While the Japanese automaker has a clear path towards electrification – and was one of the first manufacturers to present it – it’s still a bold assumption to believe the internal combustion engine will die out in such a short span of time.
For example, Toyota has command of around 12 percent of the U.S. new car market and another four of the European, but globally already delivers 43 percent of all electrified vehicles on the planet. So, its assumption that ICE will die by 2050 might be true – though we would narrow it down to their own range alone, for now. This bold assumption comes from Seigo Kuzumaki, the head of advanced R&D and engineering at the company, who thinks this will come from increasingly stricter emission regulations, which in turn will force them to deliver even more electric cars.

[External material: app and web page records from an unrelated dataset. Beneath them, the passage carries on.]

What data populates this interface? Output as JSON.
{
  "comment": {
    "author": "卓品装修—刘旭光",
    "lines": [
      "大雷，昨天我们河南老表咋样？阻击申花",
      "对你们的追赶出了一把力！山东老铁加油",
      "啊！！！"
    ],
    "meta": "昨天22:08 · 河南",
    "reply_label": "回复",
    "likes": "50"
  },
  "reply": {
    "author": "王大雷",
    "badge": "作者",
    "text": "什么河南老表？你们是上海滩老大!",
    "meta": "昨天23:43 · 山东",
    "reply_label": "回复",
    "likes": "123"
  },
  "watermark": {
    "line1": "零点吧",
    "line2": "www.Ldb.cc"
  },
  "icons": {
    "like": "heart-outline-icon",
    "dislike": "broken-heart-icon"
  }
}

“We expect that by 2050 we will have reduced CO2 emissions from vehicles by 90 percent compared to the figure in 2010,” Kuzumaki said in a recent media interview. “To achieve that, from 2040 simple internal combustion engined cars will not be made, but they may be the basis of some hybrid or plug-in hybrid cars.” Toyota is looking to add to its range its first fully electric battery cars by the end of the decade, with lithium batteries inside and a good range of approximately 300 miles per charge. For them it will only be a step though, because by the early 2020s, the automaker wants to deliver in series production new, solid state batteries. “We hold more patents on solid state batteries than any other company,” Kuzumaki explained. “We are getting close to developing cars using the technology, and we believe that we will be ahead of our rivals in achieving that.”